  • Are you making enough profit to invest in growth?

    – Why is this important: Things change; machines, shops and offices get old and tired. Even if you are not looking to expand globally, ensuring you stay up-to-date, and competitive, is important for enduring profits
    – What you can change: Allocate at least a two percent profit each year’s profit to investing back in your business for maintaining and upgrading your assets. NOTE this will probably show as a line item outside your regular budget as it affects your Balance Sheet and not your P&L – therefore it is part of how you allocate your profit rather than an expense.

B. Cash

    • Can you pay your bills as they fall due?

      – Why is this important: If you are not able to pay your bills within their terms then you are insolvent trading this is illegal in most countries. Cashflow is the main trigger of business failures so it is critical to ensure you have sufficient cash at all times, or face the harsh reality that perhaps you need to “shut up shop”.

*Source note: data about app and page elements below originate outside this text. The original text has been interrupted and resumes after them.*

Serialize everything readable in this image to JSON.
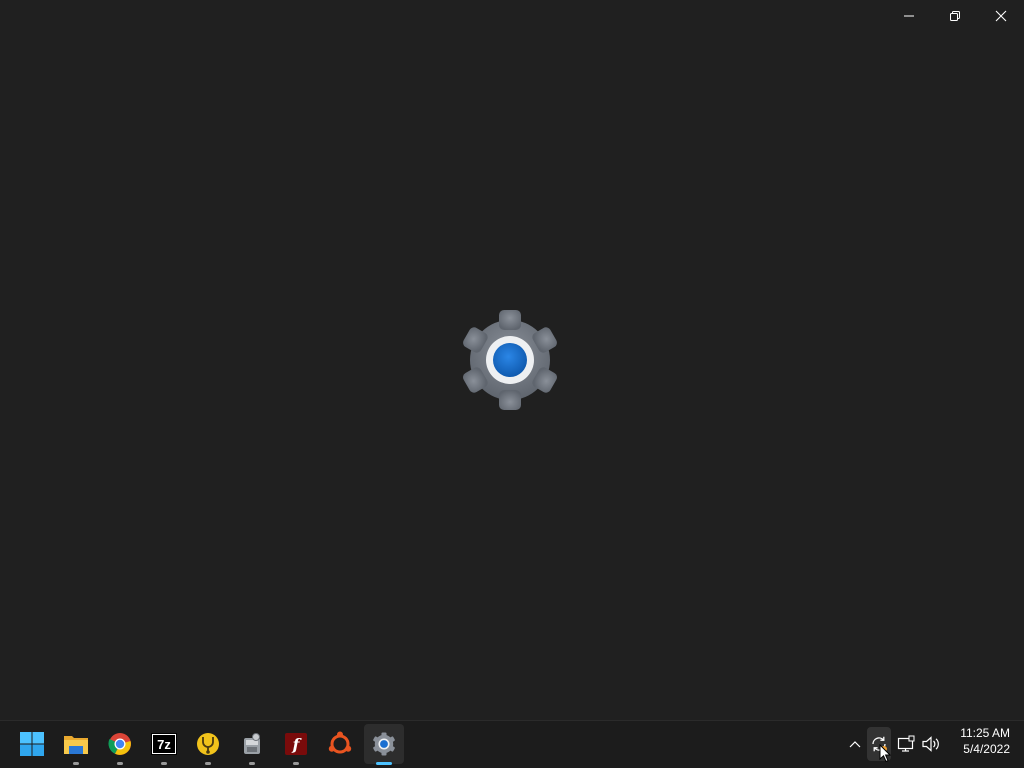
{
  "window": {
    "caption_buttons": [
      {
        "name": "minimize",
        "icon": "minimize-icon"
      },
      {
        "name": "restore",
        "icon": "restore-icon"
      },
      {
        "name": "close",
        "icon": "close-icon"
      }
    ]
  },
  "splash": {
    "icon": "settings-gear-icon",
    "accent": "#1a6fd1"
  },
  "taskbar": {
    "apps": [
      {
        "name": "Start",
        "icon": "windows-start-icon",
        "running": false
      },
      {
        "name": "File Explorer",
        "icon": "folder-icon",
        "running": true
      },
      {
        "name": "Google Chrome",
        "icon": "chrome-icon",
        "running": true
      },
      {
        "name": "7-Zip",
        "icon": "7zip-icon",
        "label": "7z",
        "running": true
      },
      {
        "name": "Stethoscope app",
        "icon": "stethoscope-icon",
        "running": true
      },
      {
        "name": "Utility app",
        "icon": "utility-icon",
        "running": true
      },
      {
        "name": "Adobe Flash",
        "icon": "flash-icon",
        "label": "f",
        "running": true
      },
      {
        "name": "Ubuntu",
        "icon": "ubuntu-icon",
        "running": false
      },
      {
        "name": "Settings",
        "icon": "settings-gear-icon",
        "running": true,
        "active": true
      }
    ],
    "tray": [
      {
        "name": "show hidden icons",
        "icon": "chevron-up-icon"
      },
      {
        "name": "sync",
        "icon": "sync-icon"
      },
      {
        "name": "network",
        "icon": "network-icon"
      },
      {
        "name": "volume",
        "icon": "volume-icon"
      }
    ],
    "clock": {
      "time": "11:25 AM",
      "date": "5/4/2022"
    }
  },
  "colors": {
    "background": "#202020",
    "taskbar": "#1c1c1c",
    "active_indicator": "#4cc2ff"
  }
}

      – What you can change: Strengthen your cash position, either by borrowing, spending slower and/or collecting faster. When I put it like that it sounds very simple; the trick is in the delivery…

  • Will your debtors continue to pay at the same pace (Faster or Slower)?

    – Why is this important: Slower Debtors means more cash is locked-up, so you can’t use it to pay your own bills and staff; it is usually the biggest contributor to bad cashflow. Debtors paying sooner will mean you can reduce your borrowings, or fund growth more easily.
    – What you can change: This recent blog articles has more tips

  • Will you stay within your Overdraft Limit for the coming year?

    – Why is this important: Changing your bank finance is time-consuming, lengthy and risky – if you apply for more finance when you are in a weak cashflow position, the bank is not only likely to say NO but may also try to reduce the loans you currently have (or increase your interest rates)
    – What you can change: Good forecasting of cash needs and good decisions to stay within your cash capabilities.[/twocol_one_last] The easiest way to do this is to have a budget, ensure you use that to create a cash forecast and carefully monitor how you are progressing against what you predicted. Even for a tiny business creating these tools is vital.

C. Staff

  • Is there a good balance between senior and subordinate staff? (Generals v Troops)

    – Why is this important: A mix of skills and effort make a business work best; make sure you have some people creating strategies and giving orders PLUS enough people to carry out the orders to get things done.
    – What you can change: In the very early stages of any business often the owner must be both a general and the troops as well. The key here is usually somewhere around the 80:20 rule. 20% of all business effort needs to be thinking, planning, and directing (improving profit and cashflow) – and 80% of the business effort needs to be delivering.

  • Are your staff levels influenced by the cost to the business or task requirements?

    – Why is this important: Generals are more expensive and Troops are cheaper.
    – What you can change: When you set time aside some time every month to review your costs (see above) also spend a little bit of time considering the tasks in your business. What tasks can be performed by cheaper staff and which staff can improve the complexity of their tasks. ie is there anyone in your business that with a little bit of help can be up-skilled in a cost effective way and are there tasks in your business that can be moved down the seniority ranks – can you use a “Girl Friday” only on Fridays to do a batch of menial tasks such as refilling the photocopiers, doing the stationery run, stuffing envelopes, conducting market research, calling debtors – Uni students (and not just Girls!) can be ideal for these roles and free more senior staff up to work more relevant to their skill set. For more details have a look at Save Payroll Costs.

What will you do with your 9 answers for improving profit and cashflow?